WHAT YOU ARE ASKED TO DO
Write out all the entries word for word and omit any pictures.

RECORDS SHOWN
──────

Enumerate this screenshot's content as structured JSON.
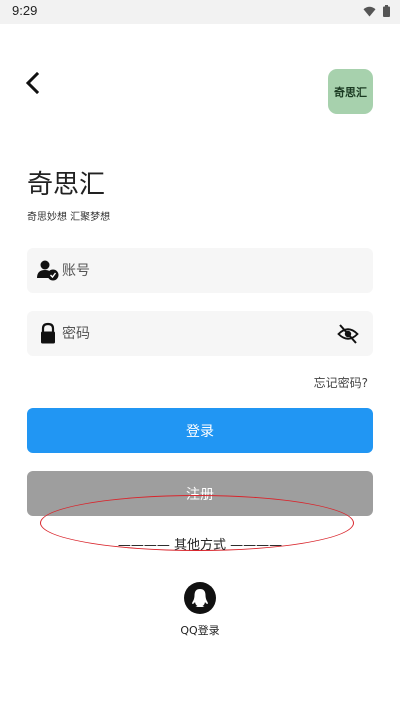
{
  "status_bar": {
    "time": "9:29"
  },
  "header": {
    "logo_text": "奇思汇"
  },
  "brand": {
    "title": "奇思汇",
    "subtitle": "奇思妙想  汇聚梦想"
  },
  "form": {
    "account_placeholder": "账号",
    "password_placeholder": "密码",
    "forgot_label": "忘记密码?"
  },
  "buttons": {
    "login_label": "登录",
    "register_label": "注册"
  },
  "divider": {
    "label": "———— 其他方式 ————"
  },
  "qq": {
    "label": "QQ登录"
  },
  "colors": {
    "primary": "#2196f3",
    "secondary": "#9e9e9e",
    "logo_bg": "#a7d1ad",
    "annotation": "#d9252c"
  },
  "icons": {
    "back": "chevron-left-icon",
    "account": "user-check-icon",
    "lock": "lock-icon",
    "visibility": "eye-off-icon",
    "qq": "qq-penguin-icon"
  }
}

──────

SOLUTION FOR THIS EXERCISE
Enumerate this screenshot's content as structured JSON.
{
  "status_bar": {
    "time": "9:29"
  },
  "header": {
    "logo_text": "奇思汇"
  },
  "brand": {
    "title": "奇思汇",
    "subtitle": "奇思妙想  汇聚梦想"
  },
  "form": {
    "account_placeholder": "账号",
    "password_placeholder": "密码",
    "forgot_label": "忘记密码?"
  },
  "buttons": {
    "login_label": "登录",
    "register_label": "注册"
  },
  "divider": {
    "label": "———— 其他方式 ————"
  },
  "qq": {
    "label": "QQ登录"
  },
  "colors": {
    "primary": "#2196f3",
    "secondary": "#9e9e9e",
    "logo_bg": "#a7d1ad",
    "annotation": "#d9252c"
  },
  "icons": {
    "back": "chevron-left-icon",
    "account": "user-check-icon",
    "lock": "lock-icon",
    "visibility": "eye-off-icon",
    "qq": "qq-penguin-icon"
  }
}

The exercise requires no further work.